Collect all lines containing the word "Control" from the data.

= = = =

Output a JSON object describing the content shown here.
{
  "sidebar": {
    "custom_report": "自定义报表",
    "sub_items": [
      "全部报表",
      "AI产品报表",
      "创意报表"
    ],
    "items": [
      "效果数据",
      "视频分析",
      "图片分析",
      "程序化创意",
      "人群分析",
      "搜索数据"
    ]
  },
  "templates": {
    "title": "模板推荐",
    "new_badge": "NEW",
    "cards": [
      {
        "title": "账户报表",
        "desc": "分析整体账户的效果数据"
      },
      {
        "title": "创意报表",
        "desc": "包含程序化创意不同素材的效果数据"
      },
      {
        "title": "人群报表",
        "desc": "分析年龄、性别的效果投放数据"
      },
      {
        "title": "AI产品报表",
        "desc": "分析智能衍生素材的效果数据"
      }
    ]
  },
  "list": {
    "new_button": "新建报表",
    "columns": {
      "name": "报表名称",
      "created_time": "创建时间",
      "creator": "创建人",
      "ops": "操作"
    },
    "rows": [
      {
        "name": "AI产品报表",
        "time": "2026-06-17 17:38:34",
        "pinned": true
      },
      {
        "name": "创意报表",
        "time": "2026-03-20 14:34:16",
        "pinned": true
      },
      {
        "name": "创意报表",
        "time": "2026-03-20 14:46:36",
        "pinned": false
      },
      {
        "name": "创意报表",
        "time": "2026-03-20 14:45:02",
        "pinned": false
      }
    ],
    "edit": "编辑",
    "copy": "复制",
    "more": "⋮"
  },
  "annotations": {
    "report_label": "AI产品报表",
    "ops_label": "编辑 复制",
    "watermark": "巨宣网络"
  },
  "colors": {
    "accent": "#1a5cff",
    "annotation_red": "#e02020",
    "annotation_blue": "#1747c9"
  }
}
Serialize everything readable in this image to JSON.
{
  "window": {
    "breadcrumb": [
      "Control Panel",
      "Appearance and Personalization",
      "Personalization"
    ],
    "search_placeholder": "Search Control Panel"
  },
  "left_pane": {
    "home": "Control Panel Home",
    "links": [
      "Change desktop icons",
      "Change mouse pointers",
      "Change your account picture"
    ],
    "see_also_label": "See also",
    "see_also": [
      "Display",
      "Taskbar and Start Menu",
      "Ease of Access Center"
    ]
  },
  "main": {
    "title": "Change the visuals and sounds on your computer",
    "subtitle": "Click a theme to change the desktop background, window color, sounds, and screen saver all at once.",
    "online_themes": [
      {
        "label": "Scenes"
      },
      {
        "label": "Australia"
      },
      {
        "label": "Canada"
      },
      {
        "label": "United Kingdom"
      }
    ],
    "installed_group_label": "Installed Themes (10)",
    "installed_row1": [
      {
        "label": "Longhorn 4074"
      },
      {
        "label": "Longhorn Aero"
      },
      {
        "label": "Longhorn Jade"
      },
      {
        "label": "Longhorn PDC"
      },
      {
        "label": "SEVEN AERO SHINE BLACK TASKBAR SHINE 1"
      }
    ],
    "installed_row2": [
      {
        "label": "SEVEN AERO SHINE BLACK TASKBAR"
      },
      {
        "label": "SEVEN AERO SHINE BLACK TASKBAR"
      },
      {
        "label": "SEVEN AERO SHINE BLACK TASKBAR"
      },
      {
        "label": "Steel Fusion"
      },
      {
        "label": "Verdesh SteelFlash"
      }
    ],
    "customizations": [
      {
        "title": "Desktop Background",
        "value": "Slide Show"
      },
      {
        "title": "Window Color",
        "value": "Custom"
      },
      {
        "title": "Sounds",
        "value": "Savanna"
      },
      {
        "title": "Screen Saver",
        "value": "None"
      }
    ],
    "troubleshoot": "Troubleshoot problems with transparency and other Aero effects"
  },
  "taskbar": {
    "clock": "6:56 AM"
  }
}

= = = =

Result below |
      "Control Panel",
    "search_placeholder": "Search Control Panel"
    "home": "Control Panel Home",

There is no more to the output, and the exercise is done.